DIRECTIONS = Restate, word for word, each entry that follows, but skip its pictures.

LISTED ENTRIES: Begin

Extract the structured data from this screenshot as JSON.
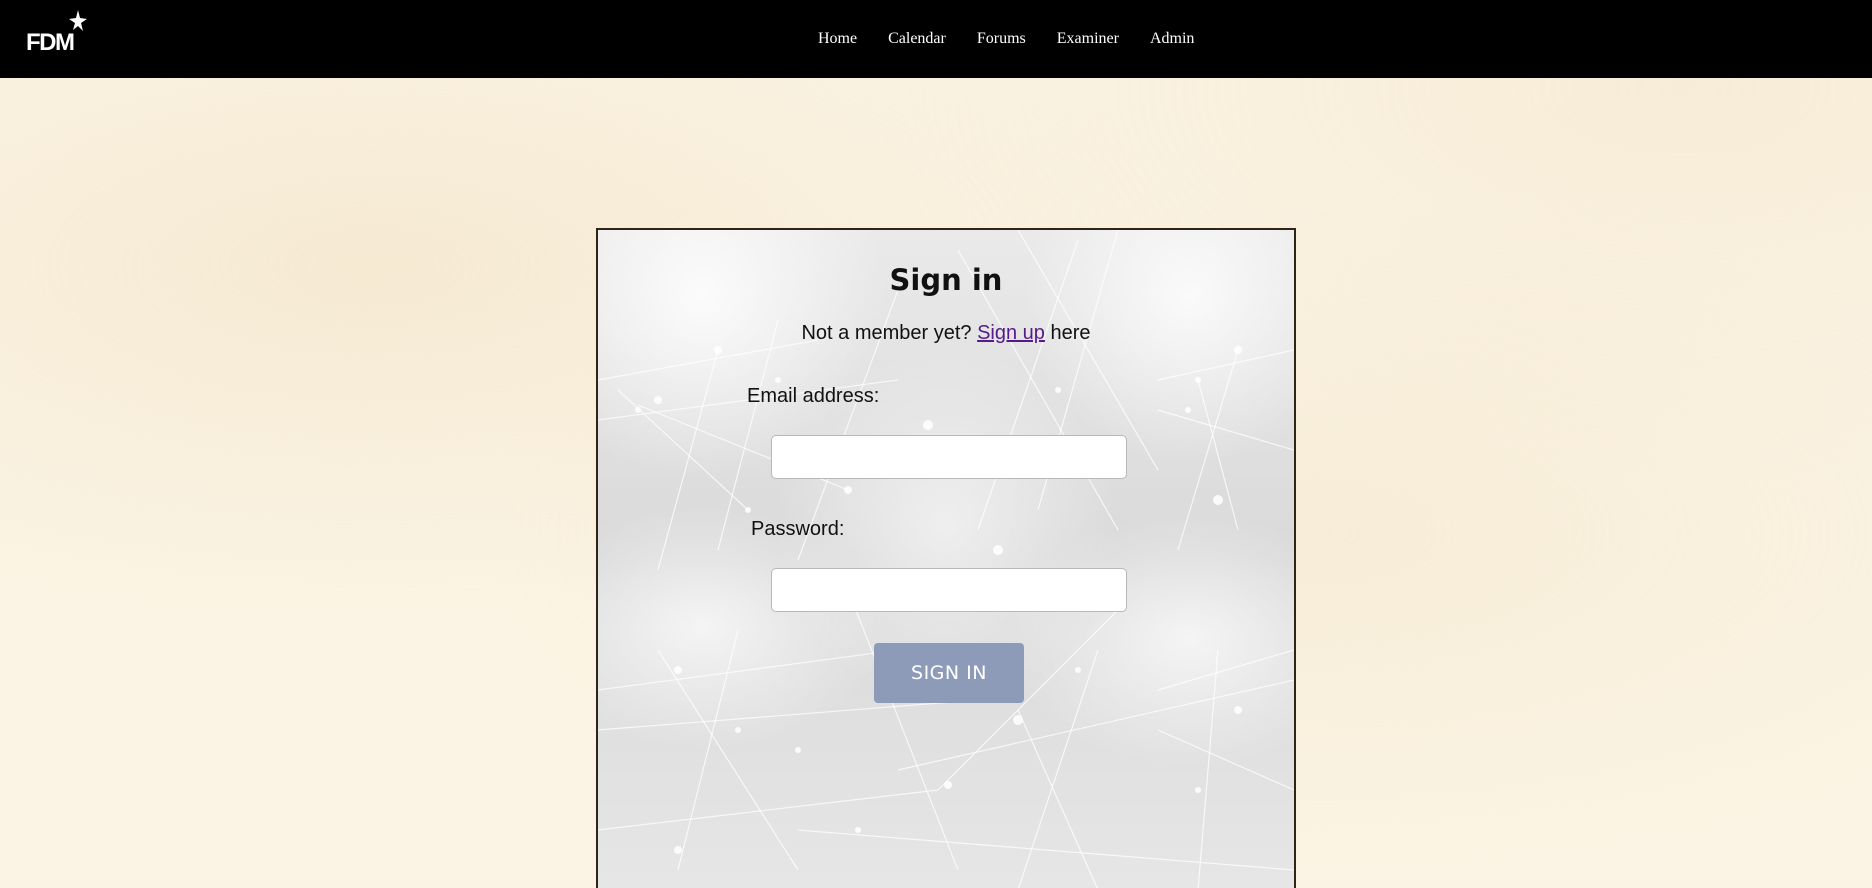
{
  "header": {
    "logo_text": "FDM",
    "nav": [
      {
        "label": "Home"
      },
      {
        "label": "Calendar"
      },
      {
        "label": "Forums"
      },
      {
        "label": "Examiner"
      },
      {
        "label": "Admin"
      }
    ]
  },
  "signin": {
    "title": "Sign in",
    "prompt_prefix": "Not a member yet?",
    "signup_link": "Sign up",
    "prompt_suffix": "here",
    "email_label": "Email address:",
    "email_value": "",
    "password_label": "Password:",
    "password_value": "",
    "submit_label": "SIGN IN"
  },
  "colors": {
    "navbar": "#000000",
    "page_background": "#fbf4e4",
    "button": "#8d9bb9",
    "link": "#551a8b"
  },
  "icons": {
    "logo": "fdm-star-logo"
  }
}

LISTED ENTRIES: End

YOUR SOLUTION =
Extract the structured data from this screenshot as JSON.
{
  "header": {
    "logo_text": "FDM",
    "nav": [
      {
        "label": "Home"
      },
      {
        "label": "Calendar"
      },
      {
        "label": "Forums"
      },
      {
        "label": "Examiner"
      },
      {
        "label": "Admin"
      }
    ]
  },
  "signin": {
    "title": "Sign in",
    "prompt_prefix": "Not a member yet?",
    "signup_link": "Sign up",
    "prompt_suffix": "here",
    "email_label": "Email address:",
    "email_value": "",
    "password_label": "Password:",
    "password_value": "",
    "submit_label": "SIGN IN"
  },
  "colors": {
    "navbar": "#000000",
    "page_background": "#fbf4e4",
    "button": "#8d9bb9",
    "link": "#551a8b"
  },
  "icons": {
    "logo": "fdm-star-logo"
  }
}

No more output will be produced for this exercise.